   Well, I think I’ve found an answer.  It’s called the beat system, and it’s a powerful way for photojournalism students to become critical thinkers.   
   The beat system is a common way for journalists to cover particular topics on a long-term basis. Popular newspaper beats are cops, health and fitness, politics, local school systems, etc. The main intent is for journalists assigned to beats to become familiar with the people of those beats.
   For the past several years I’ve been struggling on how to get the Intro to PJ students to care about what they are shooting. Typically, I’ll teach them what feature or portrait photography is about and then send them out into the wild blue yonder of Northwest Ohio to stumble upon something interesting. It was frustrating for them and for me. There was little focus or allegiance. I struggled with how to make it better.
   Then late this summer it occurred to me to use the beat system. I talked to a dean in the technology school, a professor in the culinary school, and an adjunct in the Emergency Management School. I asked them what they thought about students covering their schools for the semester. They loved the idea, and so did I.
   I finally introduced the beat system to the students yesterday. I supplied them with an explanation letter to share with their contacts, and told them to go to their assigned beats and make initial contact. You would have thought I told them to go jump off the big O on top of the Health Technologies Hall building! Many of them seemed fearful to make that first step on their own. Approaching deans and instructors can be pretty intimidating to students, but that's the point. It's time to shed those shells!
  Each photojournalist was assigned a beat they were interested in.
   This is where the critical thinking comes in: I told them their beats are their responsibilities. They should be the ones to introduce themselves to the deans, instructors and students, and then dig for interesting visual stories within their own beats.  
   This strategy forces them to step out of the comfort zone of Classroom 206. They will have to be critical of whom they meet and what they find. Will they settle with the first opportunity that comes their way? Will they know when to say yes and no when offered a good or bad idea? How aggressive will they be to find a good story? Can they get past their panic attacks? Will a budding photojournalist or two discover that this career is actually meant for them?

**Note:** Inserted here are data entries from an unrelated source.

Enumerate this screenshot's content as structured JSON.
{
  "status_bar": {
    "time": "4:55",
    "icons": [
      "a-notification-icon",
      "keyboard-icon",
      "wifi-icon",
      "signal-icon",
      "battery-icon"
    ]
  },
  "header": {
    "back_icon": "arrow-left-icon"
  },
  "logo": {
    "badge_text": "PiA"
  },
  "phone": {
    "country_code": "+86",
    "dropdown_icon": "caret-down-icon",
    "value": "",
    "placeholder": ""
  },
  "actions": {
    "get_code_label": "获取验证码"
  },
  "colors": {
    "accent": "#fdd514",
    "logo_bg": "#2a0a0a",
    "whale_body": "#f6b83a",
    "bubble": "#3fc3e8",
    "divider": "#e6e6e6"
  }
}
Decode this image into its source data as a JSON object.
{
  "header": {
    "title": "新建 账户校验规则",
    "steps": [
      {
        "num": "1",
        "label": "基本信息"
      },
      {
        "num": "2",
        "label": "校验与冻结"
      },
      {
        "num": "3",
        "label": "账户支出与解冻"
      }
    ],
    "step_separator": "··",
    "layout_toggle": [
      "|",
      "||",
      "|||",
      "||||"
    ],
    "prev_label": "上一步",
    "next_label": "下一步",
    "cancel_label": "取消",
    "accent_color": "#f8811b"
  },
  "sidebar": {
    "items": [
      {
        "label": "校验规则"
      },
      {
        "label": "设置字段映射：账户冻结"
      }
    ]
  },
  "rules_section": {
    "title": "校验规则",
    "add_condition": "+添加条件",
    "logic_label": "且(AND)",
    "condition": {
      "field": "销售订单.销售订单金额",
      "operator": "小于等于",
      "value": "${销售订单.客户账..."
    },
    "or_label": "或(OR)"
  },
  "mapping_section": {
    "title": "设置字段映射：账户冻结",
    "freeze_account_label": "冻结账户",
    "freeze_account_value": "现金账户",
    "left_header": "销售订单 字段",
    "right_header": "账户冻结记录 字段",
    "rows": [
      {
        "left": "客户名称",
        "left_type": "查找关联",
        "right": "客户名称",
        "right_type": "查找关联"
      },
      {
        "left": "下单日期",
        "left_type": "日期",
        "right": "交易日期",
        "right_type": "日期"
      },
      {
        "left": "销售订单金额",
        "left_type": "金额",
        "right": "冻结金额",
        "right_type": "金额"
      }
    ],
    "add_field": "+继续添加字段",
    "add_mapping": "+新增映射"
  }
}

   This is a pilot program I'm anxious to see grow through time, and one I hope they appreciate it some day.